Problem requirements - Be exact. Print each record as it stands.

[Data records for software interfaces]
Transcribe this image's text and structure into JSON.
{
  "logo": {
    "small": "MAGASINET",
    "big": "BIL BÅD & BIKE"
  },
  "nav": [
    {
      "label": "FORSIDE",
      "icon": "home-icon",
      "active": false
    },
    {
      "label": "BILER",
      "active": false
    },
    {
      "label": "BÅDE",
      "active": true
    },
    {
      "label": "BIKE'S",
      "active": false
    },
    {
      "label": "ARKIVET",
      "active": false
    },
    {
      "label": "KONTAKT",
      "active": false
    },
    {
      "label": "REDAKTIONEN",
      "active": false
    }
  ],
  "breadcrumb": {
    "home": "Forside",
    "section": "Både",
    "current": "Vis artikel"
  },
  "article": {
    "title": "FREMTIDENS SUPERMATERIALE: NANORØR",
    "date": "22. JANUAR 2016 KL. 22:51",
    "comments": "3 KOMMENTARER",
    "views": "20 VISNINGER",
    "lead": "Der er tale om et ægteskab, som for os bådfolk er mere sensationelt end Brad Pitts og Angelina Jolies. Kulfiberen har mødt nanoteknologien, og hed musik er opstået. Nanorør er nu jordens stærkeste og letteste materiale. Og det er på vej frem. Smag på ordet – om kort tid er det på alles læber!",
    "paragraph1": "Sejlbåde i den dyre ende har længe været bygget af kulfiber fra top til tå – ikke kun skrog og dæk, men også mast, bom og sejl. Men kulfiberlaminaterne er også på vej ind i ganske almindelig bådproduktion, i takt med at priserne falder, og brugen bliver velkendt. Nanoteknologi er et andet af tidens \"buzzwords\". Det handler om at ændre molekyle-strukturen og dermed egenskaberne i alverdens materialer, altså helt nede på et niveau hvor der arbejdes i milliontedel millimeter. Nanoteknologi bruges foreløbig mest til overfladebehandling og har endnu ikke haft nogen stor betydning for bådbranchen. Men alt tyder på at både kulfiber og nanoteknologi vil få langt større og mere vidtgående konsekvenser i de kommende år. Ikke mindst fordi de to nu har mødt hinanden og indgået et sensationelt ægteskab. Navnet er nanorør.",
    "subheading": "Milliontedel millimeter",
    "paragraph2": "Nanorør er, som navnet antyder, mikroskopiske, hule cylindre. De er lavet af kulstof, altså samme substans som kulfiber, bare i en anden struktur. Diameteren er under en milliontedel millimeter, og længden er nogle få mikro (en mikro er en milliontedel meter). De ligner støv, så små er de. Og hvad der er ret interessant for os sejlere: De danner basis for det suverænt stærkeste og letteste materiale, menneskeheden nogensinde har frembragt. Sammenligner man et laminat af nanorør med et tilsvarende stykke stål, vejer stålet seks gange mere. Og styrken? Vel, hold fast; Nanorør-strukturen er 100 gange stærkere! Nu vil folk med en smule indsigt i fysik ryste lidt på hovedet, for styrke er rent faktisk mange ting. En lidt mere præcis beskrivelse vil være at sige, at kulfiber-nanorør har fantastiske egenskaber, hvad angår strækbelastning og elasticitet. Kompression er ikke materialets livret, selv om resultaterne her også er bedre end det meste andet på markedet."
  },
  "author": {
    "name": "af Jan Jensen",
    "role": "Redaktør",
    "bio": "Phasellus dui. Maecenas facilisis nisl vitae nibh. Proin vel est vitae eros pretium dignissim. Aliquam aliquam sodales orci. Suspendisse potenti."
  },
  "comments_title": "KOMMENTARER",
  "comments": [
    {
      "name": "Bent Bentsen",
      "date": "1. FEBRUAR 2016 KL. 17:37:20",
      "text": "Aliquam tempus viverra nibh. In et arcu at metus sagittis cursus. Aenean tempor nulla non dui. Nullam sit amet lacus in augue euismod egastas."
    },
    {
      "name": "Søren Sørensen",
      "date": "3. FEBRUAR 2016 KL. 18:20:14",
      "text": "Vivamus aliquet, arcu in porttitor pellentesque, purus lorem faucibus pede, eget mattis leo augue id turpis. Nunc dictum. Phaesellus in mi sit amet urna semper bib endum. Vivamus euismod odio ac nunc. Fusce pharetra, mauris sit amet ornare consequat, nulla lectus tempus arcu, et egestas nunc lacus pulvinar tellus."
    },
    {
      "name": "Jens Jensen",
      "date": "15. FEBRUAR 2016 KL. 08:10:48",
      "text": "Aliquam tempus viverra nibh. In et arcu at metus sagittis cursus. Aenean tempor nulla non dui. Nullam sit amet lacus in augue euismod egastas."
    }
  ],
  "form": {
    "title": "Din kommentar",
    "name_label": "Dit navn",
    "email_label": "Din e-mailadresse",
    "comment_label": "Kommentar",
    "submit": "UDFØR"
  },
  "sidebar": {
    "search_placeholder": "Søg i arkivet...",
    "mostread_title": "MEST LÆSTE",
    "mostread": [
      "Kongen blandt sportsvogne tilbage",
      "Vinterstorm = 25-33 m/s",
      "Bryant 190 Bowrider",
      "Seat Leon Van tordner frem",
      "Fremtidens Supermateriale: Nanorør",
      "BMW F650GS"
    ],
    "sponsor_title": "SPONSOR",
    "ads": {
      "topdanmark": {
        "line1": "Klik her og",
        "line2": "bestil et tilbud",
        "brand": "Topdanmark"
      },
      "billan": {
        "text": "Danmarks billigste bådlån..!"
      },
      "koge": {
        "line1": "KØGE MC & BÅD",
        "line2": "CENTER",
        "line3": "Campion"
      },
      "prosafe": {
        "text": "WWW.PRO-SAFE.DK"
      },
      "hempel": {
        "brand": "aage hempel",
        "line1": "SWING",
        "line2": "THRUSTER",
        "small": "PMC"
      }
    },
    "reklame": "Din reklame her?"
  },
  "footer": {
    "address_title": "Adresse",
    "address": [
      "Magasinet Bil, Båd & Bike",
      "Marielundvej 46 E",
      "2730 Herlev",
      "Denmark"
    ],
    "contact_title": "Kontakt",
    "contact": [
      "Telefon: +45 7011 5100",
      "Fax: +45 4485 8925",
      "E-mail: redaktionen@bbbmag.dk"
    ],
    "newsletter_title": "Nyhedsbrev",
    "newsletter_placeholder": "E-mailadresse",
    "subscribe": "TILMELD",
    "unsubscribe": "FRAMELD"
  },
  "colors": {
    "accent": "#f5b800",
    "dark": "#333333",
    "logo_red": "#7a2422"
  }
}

Solution to this exercise -
Transcribe this image's text and structure into JSON.
{
  "logo": {
    "small": "MAGASINET",
    "big": "BIL BÅD & BIKE"
  },
  "nav": [
    {
      "label": "FORSIDE",
      "icon": "home-icon",
      "active": false
    },
    {
      "label": "BILER",
      "active": false
    },
    {
      "label": "BÅDE",
      "active": true
    },
    {
      "label": "BIKE'S",
      "active": false
    },
    {
      "label": "ARKIVET",
      "active": false
    },
    {
      "label": "KONTAKT",
      "active": false
    },
    {
      "label": "REDAKTIONEN",
      "active": false
    }
  ],
  "breadcrumb": {
    "home": "Forside",
    "section": "Både",
    "current": "Vis artikel"
  },
  "article": {
    "title": "FREMTIDENS SUPERMATERIALE: NANORØR",
    "date": "22. JANUAR 2016 KL. 22:51",
    "comments": "3 KOMMENTARER",
    "views": "20 VISNINGER",
    "lead": "Der er tale om et ægteskab, som for os bådfolk er mere sensationelt end Brad Pitts og Angelina Jolies. Kulfiberen har mødt nanoteknologien, og hed musik er opstået. Nanorør er nu jordens stærkeste og letteste materiale. Og det er på vej frem. Smag på ordet – om kort tid er det på alles læber!",
    "paragraph1": "Sejlbåde i den dyre ende har længe været bygget af kulfiber fra top til tå – ikke kun skrog og dæk, men også mast, bom og sejl. Men kulfiberlaminaterne er også på vej ind i ganske almindelig bådproduktion, i takt med at priserne falder, og brugen bliver velkendt. Nanoteknologi er et andet af tidens \"buzzwords\". Det handler om at ændre molekyle-strukturen og dermed egenskaberne i alverdens materialer, altså helt nede på et niveau hvor der arbejdes i milliontedel millimeter. Nanoteknologi bruges foreløbig mest til overfladebehandling og har endnu ikke haft nogen stor betydning for bådbranchen. Men alt tyder på at både kulfiber og nanoteknologi vil få langt større og mere vidtgående konsekvenser i de kommende år. Ikke mindst fordi de to nu har mødt hinanden og indgået et sensationelt ægteskab. Navnet er nanorør.",
    "subheading": "Milliontedel millimeter",
    "paragraph2": "Nanorør er, som navnet antyder, mikroskopiske, hule cylindre. De er lavet af kulstof, altså samme substans som kulfiber, bare i en anden struktur. Diameteren er under en milliontedel millimeter, og længden er nogle få mikro (en mikro er en milliontedel meter). De ligner støv, så små er de. Og hvad der er ret interessant for os sejlere: De danner basis for det suverænt stærkeste og letteste materiale, menneskeheden nogensinde har frembragt. Sammenligner man et laminat af nanorør med et tilsvarende stykke stål, vejer stålet seks gange mere. Og styrken? Vel, hold fast; Nanorør-strukturen er 100 gange stærkere! Nu vil folk med en smule indsigt i fysik ryste lidt på hovedet, for styrke er rent faktisk mange ting. En lidt mere præcis beskrivelse vil være at sige, at kulfiber-nanorør har fantastiske egenskaber, hvad angår strækbelastning og elasticitet. Kompression er ikke materialets livret, selv om resultaterne her også er bedre end det meste andet på markedet."
  },
  "author": {
    "name": "af Jan Jensen",
    "role": "Redaktør",
    "bio": "Phasellus dui. Maecenas facilisis nisl vitae nibh. Proin vel est vitae eros pretium dignissim. Aliquam aliquam sodales orci. Suspendisse potenti."
  },
  "comments_title": "KOMMENTARER",
  "comments": [
    {
      "name": "Bent Bentsen",
      "date": "1. FEBRUAR 2016 KL. 17:37:20",
      "text": "Aliquam tempus viverra nibh. In et arcu at metus sagittis cursus. Aenean tempor nulla non dui. Nullam sit amet lacus in augue euismod egastas."
    },
    {
      "name": "Søren Sørensen",
      "date": "3. FEBRUAR 2016 KL. 18:20:14",
      "text": "Vivamus aliquet, arcu in porttitor pellentesque, purus lorem faucibus pede, eget mattis leo augue id turpis. Nunc dictum. Phaesellus in mi sit amet urna semper bib endum. Vivamus euismod odio ac nunc. Fusce pharetra, mauris sit amet ornare consequat, nulla lectus tempus arcu, et egestas nunc lacus pulvinar tellus."
    },
    {
      "name": "Jens Jensen",
      "date": "15. FEBRUAR 2016 KL. 08:10:48",
      "text": "Aliquam tempus viverra nibh. In et arcu at metus sagittis cursus. Aenean tempor nulla non dui. Nullam sit amet lacus in augue euismod egastas."
    }
  ],
  "form": {
    "title": "Din kommentar",
    "name_label": "Dit navn",
    "email_label": "Din e-mailadresse",
    "comment_label": "Kommentar",
    "submit": "UDFØR"
  },
  "sidebar": {
    "search_placeholder": "Søg i arkivet...",
    "mostread_title": "MEST LÆSTE",
    "mostread": [
      "Kongen blandt sportsvogne tilbage",
      "Vinterstorm = 25-33 m/s",
      "Bryant 190 Bowrider",
      "Seat Leon Van tordner frem",
      "Fremtidens Supermateriale: Nanorør",
      "BMW F650GS"
    ],
    "sponsor_title": "SPONSOR",
    "ads": {
      "topdanmark": {
        "line1": "Klik her og",
        "line2": "bestil et tilbud",
        "brand": "Topdanmark"
      },
      "billan": {
        "text": "Danmarks billigste bådlån..!"
      },
      "koge": {
        "line1": "KØGE MC & BÅD",
        "line2": "CENTER",
        "line3": "Campion"
      },
      "prosafe": {
        "text": "WWW.PRO-SAFE.DK"
      },
      "hempel": {
        "brand": "aage hempel",
        "line1": "SWING",
        "line2": "THRUSTER",
        "small": "PMC"
      }
    },
    "reklame": "Din reklame her?"
  },
  "footer": {
    "address_title": "Adresse",
    "address": [
      "Magasinet Bil, Båd & Bike",
      "Marielundvej 46 E",
      "2730 Herlev",
      "Denmark"
    ],
    "contact_title": "Kontakt",
    "contact": [
      "Telefon: +45 7011 5100",
      "Fax: +45 4485 8925",
      "E-mail: redaktionen@bbbmag.dk"
    ],
    "newsletter_title": "Nyhedsbrev",
    "newsletter_placeholder": "E-mailadresse",
    "subscribe": "TILMELD",
    "unsubscribe": "FRAMELD"
  },
  "colors": {
    "accent": "#f5b800",
    "dark": "#333333",
    "logo_red": "#7a2422"
  }
}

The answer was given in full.